  • Life time value (LTV): Even if you are already profitable (after marketing) with the first purchase transaction with the customer, it is important to work on the life time value.

How can consumers oriented businesses improve their customers’ LTV? Here are some points to pay attention to:

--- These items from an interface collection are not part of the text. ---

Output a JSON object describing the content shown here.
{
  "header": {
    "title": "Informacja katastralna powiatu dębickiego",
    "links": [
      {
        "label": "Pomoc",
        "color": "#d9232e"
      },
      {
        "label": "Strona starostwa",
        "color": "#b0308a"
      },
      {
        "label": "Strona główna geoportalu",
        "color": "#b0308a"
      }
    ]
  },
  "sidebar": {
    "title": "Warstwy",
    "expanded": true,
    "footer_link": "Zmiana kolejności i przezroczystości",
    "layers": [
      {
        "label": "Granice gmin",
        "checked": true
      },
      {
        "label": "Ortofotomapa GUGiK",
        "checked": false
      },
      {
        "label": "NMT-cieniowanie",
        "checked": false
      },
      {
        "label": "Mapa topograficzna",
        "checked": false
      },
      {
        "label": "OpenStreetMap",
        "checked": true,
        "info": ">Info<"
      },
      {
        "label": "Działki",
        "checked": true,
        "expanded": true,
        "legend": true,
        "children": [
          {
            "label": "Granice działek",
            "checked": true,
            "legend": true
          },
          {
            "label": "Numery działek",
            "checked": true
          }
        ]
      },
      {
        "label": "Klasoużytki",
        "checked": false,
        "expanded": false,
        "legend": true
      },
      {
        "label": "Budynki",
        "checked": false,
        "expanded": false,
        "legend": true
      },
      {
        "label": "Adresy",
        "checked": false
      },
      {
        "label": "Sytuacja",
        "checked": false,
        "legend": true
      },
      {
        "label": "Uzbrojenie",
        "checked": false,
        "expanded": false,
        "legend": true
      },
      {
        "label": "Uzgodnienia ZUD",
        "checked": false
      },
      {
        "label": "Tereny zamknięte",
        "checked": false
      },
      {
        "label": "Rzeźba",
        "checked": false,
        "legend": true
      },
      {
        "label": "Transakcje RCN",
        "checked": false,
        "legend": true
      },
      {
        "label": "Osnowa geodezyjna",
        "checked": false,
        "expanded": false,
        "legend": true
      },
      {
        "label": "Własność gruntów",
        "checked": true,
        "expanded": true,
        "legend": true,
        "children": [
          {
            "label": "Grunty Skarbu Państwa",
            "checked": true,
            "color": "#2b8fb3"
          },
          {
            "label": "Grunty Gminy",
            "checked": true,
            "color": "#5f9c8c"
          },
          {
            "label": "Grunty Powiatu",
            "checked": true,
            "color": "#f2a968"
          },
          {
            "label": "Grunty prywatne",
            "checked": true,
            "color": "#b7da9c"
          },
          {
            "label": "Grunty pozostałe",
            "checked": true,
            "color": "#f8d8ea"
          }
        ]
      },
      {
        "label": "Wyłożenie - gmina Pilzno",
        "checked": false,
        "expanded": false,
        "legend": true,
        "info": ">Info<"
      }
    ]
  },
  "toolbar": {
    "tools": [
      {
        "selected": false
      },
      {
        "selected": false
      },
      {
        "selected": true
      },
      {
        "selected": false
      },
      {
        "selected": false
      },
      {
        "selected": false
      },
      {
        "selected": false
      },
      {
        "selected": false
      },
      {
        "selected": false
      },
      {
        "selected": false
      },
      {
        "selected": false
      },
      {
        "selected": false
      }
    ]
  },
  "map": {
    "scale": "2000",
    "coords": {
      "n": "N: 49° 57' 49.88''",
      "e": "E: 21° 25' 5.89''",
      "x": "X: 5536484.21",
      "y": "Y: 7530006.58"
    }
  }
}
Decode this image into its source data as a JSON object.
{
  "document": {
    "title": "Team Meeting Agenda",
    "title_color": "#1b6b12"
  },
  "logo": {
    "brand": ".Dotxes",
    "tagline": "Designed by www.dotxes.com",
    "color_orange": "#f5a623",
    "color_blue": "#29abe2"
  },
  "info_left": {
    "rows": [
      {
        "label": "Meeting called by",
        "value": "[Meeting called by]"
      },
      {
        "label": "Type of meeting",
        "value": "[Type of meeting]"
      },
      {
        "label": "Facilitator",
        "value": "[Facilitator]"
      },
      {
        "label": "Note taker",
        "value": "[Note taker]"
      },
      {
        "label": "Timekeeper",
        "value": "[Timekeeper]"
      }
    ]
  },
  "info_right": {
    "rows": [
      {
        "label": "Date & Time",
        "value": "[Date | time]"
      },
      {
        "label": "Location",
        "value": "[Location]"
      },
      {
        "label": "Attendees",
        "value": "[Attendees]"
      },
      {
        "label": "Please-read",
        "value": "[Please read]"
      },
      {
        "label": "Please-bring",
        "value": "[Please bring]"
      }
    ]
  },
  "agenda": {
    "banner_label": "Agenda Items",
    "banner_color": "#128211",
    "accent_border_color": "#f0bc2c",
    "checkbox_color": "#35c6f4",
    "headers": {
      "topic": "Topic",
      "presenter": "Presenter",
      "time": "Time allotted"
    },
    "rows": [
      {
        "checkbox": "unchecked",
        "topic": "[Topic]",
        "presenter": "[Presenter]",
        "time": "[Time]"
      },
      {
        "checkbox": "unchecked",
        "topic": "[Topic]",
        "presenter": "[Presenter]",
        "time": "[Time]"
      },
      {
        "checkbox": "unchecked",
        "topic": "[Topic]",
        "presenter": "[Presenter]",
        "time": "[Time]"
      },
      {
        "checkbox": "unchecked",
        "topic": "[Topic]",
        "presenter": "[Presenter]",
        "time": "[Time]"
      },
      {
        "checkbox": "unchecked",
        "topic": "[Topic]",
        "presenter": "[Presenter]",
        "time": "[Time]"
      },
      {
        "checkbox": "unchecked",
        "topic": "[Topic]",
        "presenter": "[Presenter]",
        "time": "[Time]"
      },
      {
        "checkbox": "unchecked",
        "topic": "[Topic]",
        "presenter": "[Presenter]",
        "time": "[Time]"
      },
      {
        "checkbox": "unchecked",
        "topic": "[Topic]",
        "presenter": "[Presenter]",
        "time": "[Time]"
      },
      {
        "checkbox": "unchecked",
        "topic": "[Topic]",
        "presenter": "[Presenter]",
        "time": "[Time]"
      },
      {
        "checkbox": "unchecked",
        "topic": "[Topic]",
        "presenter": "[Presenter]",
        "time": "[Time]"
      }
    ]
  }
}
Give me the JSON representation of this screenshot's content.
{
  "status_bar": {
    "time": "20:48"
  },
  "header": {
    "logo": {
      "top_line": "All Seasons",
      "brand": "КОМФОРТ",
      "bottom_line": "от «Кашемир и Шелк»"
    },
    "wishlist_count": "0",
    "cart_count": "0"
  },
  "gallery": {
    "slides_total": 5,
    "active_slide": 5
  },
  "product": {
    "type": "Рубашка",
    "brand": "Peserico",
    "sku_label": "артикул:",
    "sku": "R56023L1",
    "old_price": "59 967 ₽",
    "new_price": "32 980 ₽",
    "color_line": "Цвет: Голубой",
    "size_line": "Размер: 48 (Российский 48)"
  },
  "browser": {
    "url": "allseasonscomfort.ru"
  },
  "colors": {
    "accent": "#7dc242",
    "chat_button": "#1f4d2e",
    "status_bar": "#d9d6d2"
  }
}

  • Business model: one-time vs. subscription. Yamo, from our Ringier Digital Ventures portfolio, offered both one-off transactions and subscriptions on its website in the past. Management had the courage to take a bold step and offer only subscriptions. In order to be able to offer something suitable to as many customers as possible, three plans with different durations and price points were drawn up. The hypothesis derived from previous customer behavior was that 80% would choose the shortest option (with the lowest customer commitment). The (ad)venture paid off: 50% of customers have opted for the shortest option since the changeover, 30% for the medium option and 20% for the longest option. They were happy to accept the corresponding price reductions. For Yamo, this behavior brings a major advantage in the form of a higher LTV on the first purchase.
  • Re-ordering: make sure the process is as seamless as possible and avoid thousands of clicks. To simplify this procedure, add a one-click reorder feature so customers don’t have to search again for the product they want.
  • Top of mind awareness: stay present with the customer (between possible transactions)
  • Pricing: test the right strategy to get the necessary commitment from the customer.
  • UX: 88% of customers are less likely to return to a website after a poor UX. It is therefore important to provide them with a smooth, error-free and amazing journey. Make sure your offering includes the best features from top performing marketplaces: browsing history, one-click social login, wishlists, related product recommendations, rewards programs, order status tracking, to name a few.

What’s next?

There is no escaping the fact that we are facing a unique combination of new patterns in the consumers environment, but it is in times of change that new opportunities arise. It is a good moment for mental reframing, to get out of the comfort zone and seize new opportunities!

Since we at Marcau Partners have been involved with consumer-facing businesses for decades, we thought it would be really helpful to share our experiences along with those of our founders. So hold on, part 2 of “Rough sea for consumer start-ups — how to cope with it” is coming soon!